By sharing knowledge, InSightS is part of ISS’ efforts to produce societally relevant research that can drive action.
Strategies and realities
Though research accessibility is important, effectively positioning research for use necessitates coupling this with well thought-through strategies that give careful consideration to functionality and timeliness. It requires greater scrutiny of ‘fundamental questions such as who the knowledge produced through the research reaches, at what time, and with which purpose’.4 Early identification and integration of clear change objectives into the research process is key, as is early engagement of targeted audiences so that the strategies are fit-for-purpose.

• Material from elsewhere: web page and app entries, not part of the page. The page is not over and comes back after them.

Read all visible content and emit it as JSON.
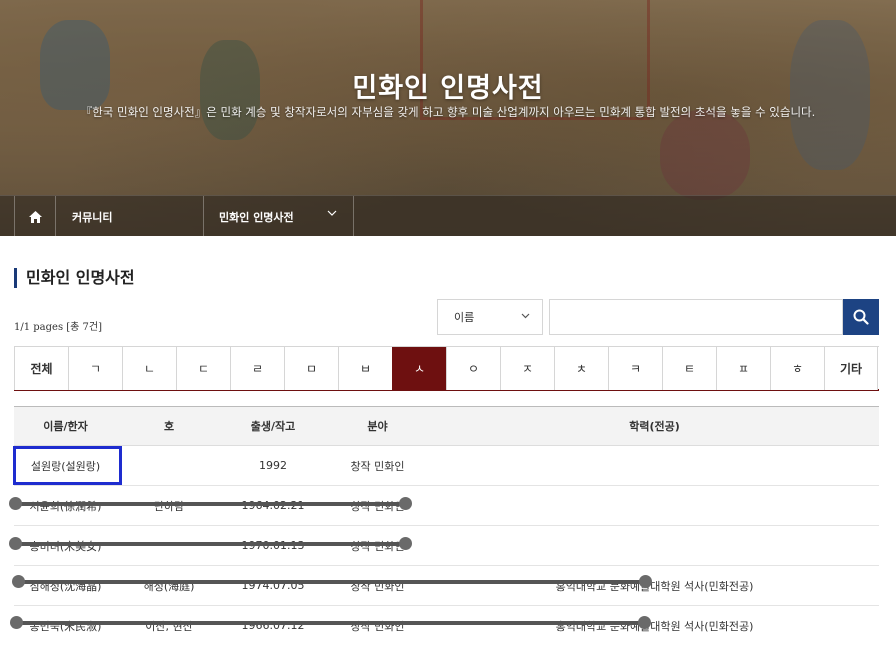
{
  "banner": {
    "title": "민화인 인명사전",
    "subtitle": "『한국 민화인 인명사전』은 민화 계승 및 창작자로서의 자부심을 갖게 하고 향후 미술 산업계까지 아우르는 민화계 통합 발전의 초석을 놓을 수 있습니다."
  },
  "nav": {
    "home_icon": "home-icon",
    "community": "커뮤니티",
    "dictionary": "민화인 인명사전"
  },
  "section_title": "민화인 인명사전",
  "pages_info": "1/1 pages [총 7건]",
  "search": {
    "field_selected": "이름",
    "placeholder": "",
    "button_icon": "search-icon"
  },
  "tabs": [
    "전체",
    "ㄱ",
    "ㄴ",
    "ㄷ",
    "ㄹ",
    "ㅁ",
    "ㅂ",
    "ㅅ",
    "ㅇ",
    "ㅈ",
    "ㅊ",
    "ㅋ",
    "ㅌ",
    "ㅍ",
    "ㅎ",
    "기타"
  ],
  "active_tab": "ㅅ",
  "colors": {
    "accent": "#6e1010",
    "search_button": "#1d4383",
    "highlight": "#1e2ccf"
  },
  "table": {
    "headers": [
      "이름/한자",
      "호",
      "출생/작고",
      "분야",
      "학력(전공)"
    ],
    "rows": [
      [
        "설원랑(설원랑)",
        "",
        "1992",
        "창작 민화인",
        ""
      ],
      [
        "서윤희(徐潤希)",
        "단하람",
        "1964.02.21",
        "창작 민화인",
        ""
      ],
      [
        "송미녀(宋美女)",
        "",
        "1970.01.13",
        "창작 민화인",
        ""
      ],
      [
        "심해정(沈海晶)",
        "해정(海庭)",
        "1974.07.05",
        "창작 민화인",
        "홍익대학교 문화예술대학원 석사(민화전공)"
      ],
      [
        "송민숙(宋民淑)",
        "이산, 현산",
        "1966.07.12",
        "창작 민화인",
        "홍익대학교 문화예술대학원 석사(민화전공)"
      ]
    ]
  }
}
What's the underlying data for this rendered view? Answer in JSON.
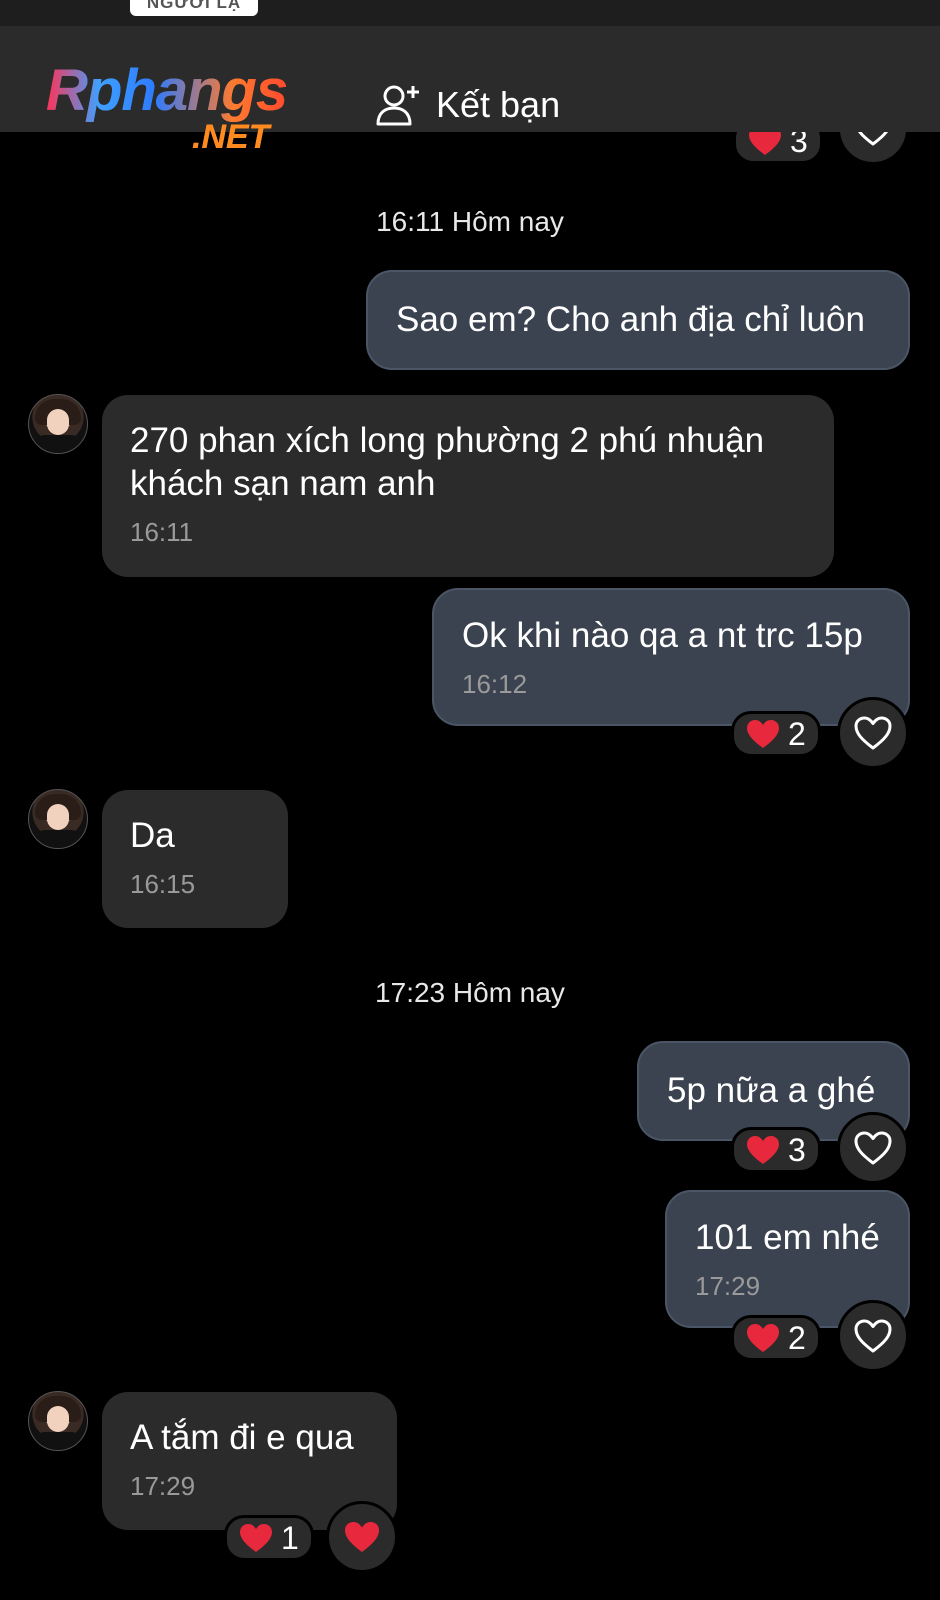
{
  "top": {
    "stranger_tag": "NGƯỜI LẠ"
  },
  "header": {
    "logo_main": "Rphangs",
    "logo_sub": ".NET",
    "add_friend_label": "Kết bạn"
  },
  "partial_top_reaction": {
    "count": "3"
  },
  "timestamps": [
    "16:11 Hôm nay",
    "17:23 Hôm nay"
  ],
  "messages": [
    {
      "side": "out",
      "text": "Sao em? Cho anh địa chỉ luôn",
      "time": ""
    },
    {
      "side": "in",
      "text_lines": [
        "270 phan xích long phường 2 phú nhuận",
        "khách sạn nam anh"
      ],
      "time": "16:11"
    },
    {
      "side": "out",
      "text": "Ok khi nào qa a nt trc 15p",
      "time": "16:12",
      "reaction_count": "2"
    },
    {
      "side": "in",
      "text": "Da",
      "time": "16:15"
    },
    {
      "side": "out",
      "text": "5p nữa a ghé",
      "time": "",
      "reaction_count": "3"
    },
    {
      "side": "out",
      "text": "101 em nhé",
      "time": "17:29",
      "reaction_count": "2"
    },
    {
      "side": "in",
      "text": "A tắm đi e qua",
      "time": "17:29",
      "reaction_count": "1"
    }
  ],
  "colors": {
    "background": "#000000",
    "header": "#2b2b2b",
    "outgoing_bubble": "#3b4350",
    "incoming_bubble": "#2b2b2b",
    "heart": "#e8283c"
  },
  "icons": {
    "add_friend": "person-plus-icon",
    "reaction": "heart-filled-icon",
    "like": "heart-outline-icon"
  }
}
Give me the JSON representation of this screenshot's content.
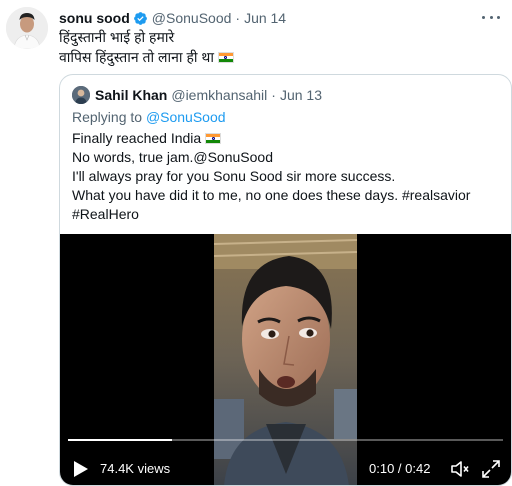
{
  "tweet": {
    "author_name": "sonu sood",
    "author_handle": "@SonuSood",
    "separator": "·",
    "date": "Jun 14",
    "text_line1": "हिंदुस्तानी भाई हो हमारे",
    "text_line2": "वापिस हिंदुस्तान तो लाना ही था",
    "icons": {
      "avatar": "profile-photo",
      "verified": "verified-badge-icon",
      "more": "more-options-icon",
      "flag": "india-flag-icon"
    },
    "colors": {
      "verified": "#1d9bf0",
      "muted": "#536471",
      "border": "#cfd9de"
    }
  },
  "quoted": {
    "author_name": "Sahil Khan",
    "author_handle": "@iemkhansahil",
    "separator": "·",
    "date": "Jun 13",
    "replying_label": "Replying to",
    "replying_to": "@SonuSood",
    "lines": [
      "Finally reached India",
      "No words, true jam.@SonuSood",
      "I'll always pray for you Sonu Sood sir more success.",
      "What you have did it to me, no one does these days. #realsavior",
      "#RealHero"
    ]
  },
  "video": {
    "views": "74.4K views",
    "time": "0:10 / 0:42",
    "progress": 0.24,
    "icons": {
      "play": "play-icon",
      "volume": "volume-icon",
      "fullscreen": "fullscreen-icon"
    }
  }
}
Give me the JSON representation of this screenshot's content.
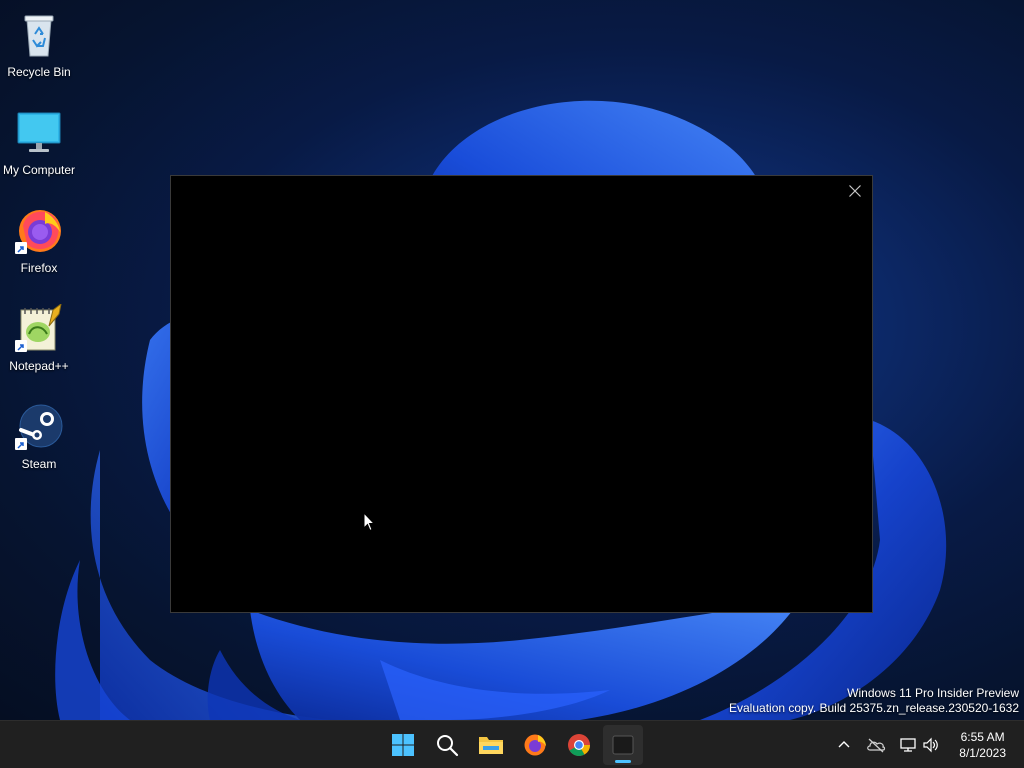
{
  "desktop": {
    "icons": [
      {
        "label": "Recycle Bin"
      },
      {
        "label": "My Computer"
      },
      {
        "label": "Firefox"
      },
      {
        "label": "Notepad++"
      },
      {
        "label": "Steam"
      }
    ],
    "watermark": {
      "line1": "Windows 11 Pro Insider Preview",
      "line2": "Evaluation copy. Build 25375.zn_release.230520-1632"
    }
  },
  "window": {
    "close_icon": "close-icon"
  },
  "taskbar": {
    "apps": [
      "start-icon",
      "search-icon",
      "file-explorer-icon",
      "firefox-icon",
      "chrome-icon",
      "terminal-icon"
    ],
    "tray": [
      "chevron-up-icon",
      "onedrive-offline-icon",
      "network-icon",
      "volume-icon"
    ],
    "clock": {
      "time": "6:55 AM",
      "date": "8/1/2023"
    }
  },
  "colors": {
    "taskbar_bg": "#202020",
    "accent": "#4cc2ff",
    "window_bg": "#000000",
    "wallpaper_blue": "#1f5fff"
  }
}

Simultaneously, we also need to acknowledge that change is a highly complex and non-linear process that involves a multitude of different actors with their own interests. For example, who says that knowledge, even if and when it reaches those in decision-making positions, will be directly used to inform policy and practice? Sometimes the accessibility of research - no matter how rigorous or timely - is not the problem. Because research uptake is not only a matter of facts and reason; it’s also a matter of power and politics.
Power and politics of knowledge
The famous Latin phrase ‘scientia potential est’ means knowledge is power. Yet there is ample evidence that producing and emitting knowledge on its own does not necessarily bring about change. However, when combined with action and partnerships, knowledge might stand a better chance.
So we need to think about what we must do ‘to make our commitments to a more equitable and sustainable world real’ and about how we can ‘best collaborate to co-generate and mobilize evidence in ways that ultimately make a difference to people’s lives’, as suggested by Professor Melissa Leach.5
As a graduate school for critical social science, it suits us to also look critically at ourselves. For example by being ‘humble about our own assumptions and positions’ (ibid), by acknowledging the ‘politics of knowledge’ and by reflecting on powerful and thought-provoking questions that relate to both the critiques of academia in the ivory tower as well as to the decolonization discourse. This includes questions such as whose knowledge we are talking about, how that knowledge is produced (including the potential existence of ‘academic or cultural snobbery’) and whether we are potentially replicating existing power inequalities and/or further intensifying growing segregation in society.
Struggling in solidarity
Producing research that meaningfully contributes to social justice and equity is challenging, and the complexity may even be daunting and discouraging at times. But if we are truly in solidarity with those who are left behind and truly committed to contributing to global development and a more equal world, we will appreciate that often ‘change comes through continuous struggle’ (Martin Luther King Jr) and not shy away from struggling ourselves as we reflect upon and determine how we as an engaged institute can best play our part.
- This was part of a research quality assessment (RQA). RQAs are executed every 6 years in line with the Standard Evaluation Protocol developed under the auspices of the Dutch Academy for Sciences, the Dutch Research Council and the Association of Universities in the Netherlands.
- Huijsmans, R. and E. Mills (2019) ‘What determines societal relevance’ ISS blog BlISS, 10 January 2019.
- In the blog post, societal relevance was defined as ‘the quality or state of being closely connected and appropriate’ and impact as ‘a noticeable effect or influence’.
- Hilhorst, D., L. Swartz and A. Ceelen (2021) ‘Positioning Academia | Let’s talk about it: embedding research communication in transformative research’ ISS blog BlISS, 13 February 2021.
- Leach, M. (2021) ‘Positioning Academia | Development must change in the face of injustice and inequality’ ISS blog BlISS, 9 February 2021.